When an underground fire killed 35 men at the bottom of a coal shaft last year, the telltale signs of another Chinese mining disaster were everywhere: Black smoke billowed into the sky, dozens of rescuers searched nine hours for survivors, and sobbing relatives besieged the mine’s iron gate.
The New York Times
For three months, no word leaked of the Lijiawa fire.
But though the owner and local government officials took few steps to prevent the tragedy, they succeeded, almost completely, in concealing it.
For nearly three months, not a word leaked from the heart of China’s coal belt about the July 14 explosion that racked the illegal mine, a 1,000-foot wormhole in Hebei Province, about 100 miles west of Beijing.
The mine owner paid off grieving families and cremated the miners’ bodies, even when relatives wanted to bury them. Local officials pretended to investigate, then issued a false report.

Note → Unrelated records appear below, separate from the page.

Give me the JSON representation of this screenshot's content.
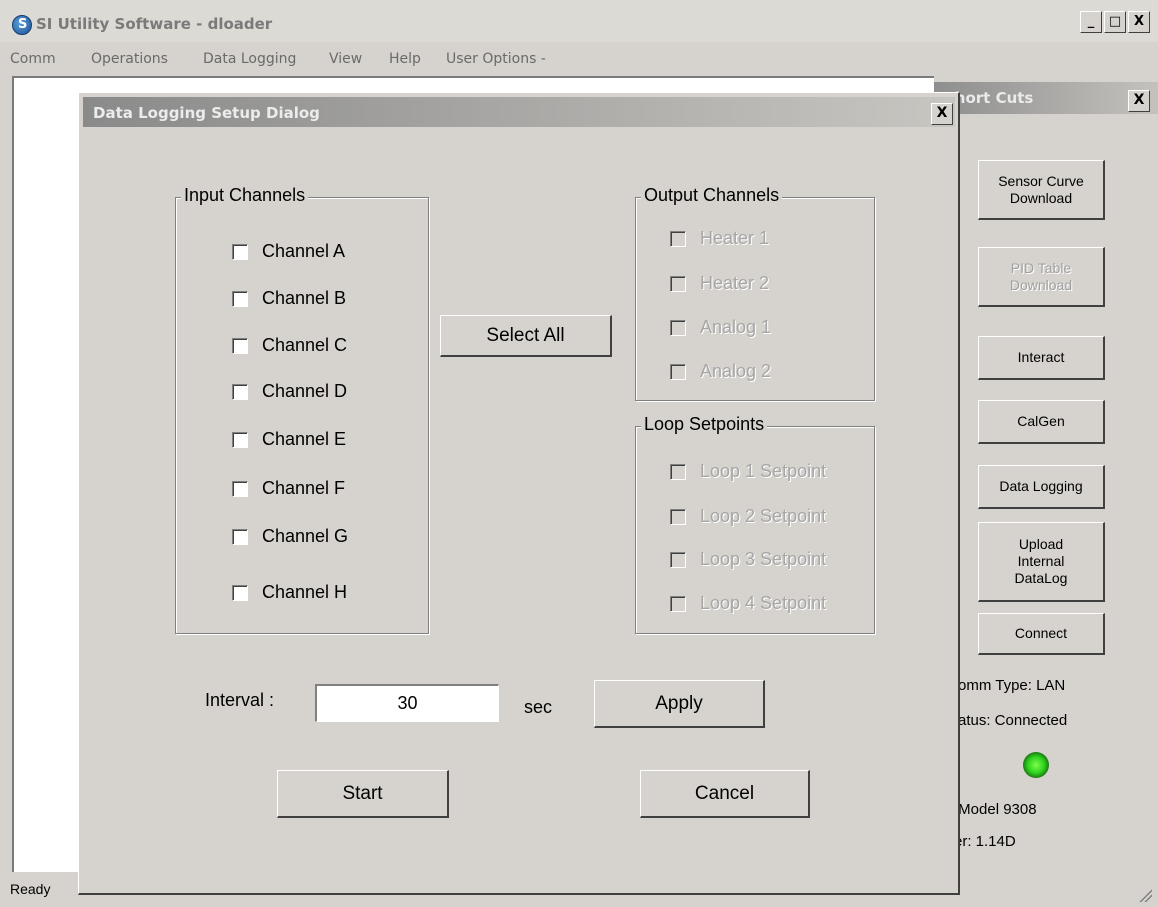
{
  "app": {
    "title": "SI Utility Software - dloader"
  },
  "window_buttons": {
    "minimize": "_",
    "maximize": "□",
    "close": "X"
  },
  "menu": [
    "Comm",
    "Operations",
    "Data Logging",
    "View",
    "Help",
    "User Options -"
  ],
  "status": "Ready",
  "shortcuts": {
    "title": "Short Cuts",
    "close": "X",
    "buttons": [
      {
        "label": "Sensor Curve\nDownload",
        "enabled": true
      },
      {
        "label": "PID Table\nDownload",
        "enabled": false
      },
      {
        "label": "Interact",
        "enabled": true
      },
      {
        "label": "CalGen",
        "enabled": true
      },
      {
        "label": "Data Logging",
        "enabled": true
      },
      {
        "label": "Upload\nInternal\nDataLog",
        "enabled": true
      },
      {
        "label": "Connect",
        "enabled": true
      }
    ],
    "comm_type": "omm Type:  LAN",
    "status": "atus:  Connected",
    "led_color": "#2ed11e",
    "model": ",Model 9308",
    "version": "er:   1.14D"
  },
  "dialog": {
    "title": "Data Logging Setup Dialog",
    "close": "X",
    "input_group": {
      "legend": "Input Channels",
      "channels": [
        "Channel A",
        "Channel B",
        "Channel C",
        "Channel D",
        "Channel E",
        "Channel F",
        "Channel G",
        "Channel H"
      ]
    },
    "select_all": "Select All",
    "output_group": {
      "legend": "Output Channels",
      "channels": [
        "Heater 1",
        "Heater 2",
        "Analog 1",
        "Analog 2"
      ]
    },
    "loop_group": {
      "legend": "Loop Setpoints",
      "channels": [
        "Loop 1 Setpoint",
        "Loop 2 Setpoint",
        "Loop 3 Setpoint",
        "Loop 4 Setpoint"
      ]
    },
    "interval_label": "Interval :",
    "interval_value": "30",
    "interval_unit": "sec",
    "apply": "Apply",
    "start": "Start",
    "cancel": "Cancel"
  }
}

Journalists were bribed to stay silent. The mine shaft was sealed with truckloads of dirt.
“It was so dark and evil in that place,” said the wife of one miner who missed his shift that day and so was spared. “No one dared report the accident because the owner was so powerful.”
Indeed, the Lijiawa mine tragedy might still be an official non-event, but one brave soul reported the cover-up in September on an Internet chat site. The central government in Beijing stepped in, firing 25 local officials and putting 22 of them under criminal investigation. The results of the inquiry are expected this month.
Such a wide-ranging cover-up might seem unusual in the Internet age, but it remains disturbingly common here. From mine disasters to chemical spills, the 2003 SARS epidemic to the past year’s scandal over tainted milk powder, Chinese bureaucrats habitually hide safety lapses for fear of being held accountable by the ruling Communist Party or exposing their own illicit ties to companies involved.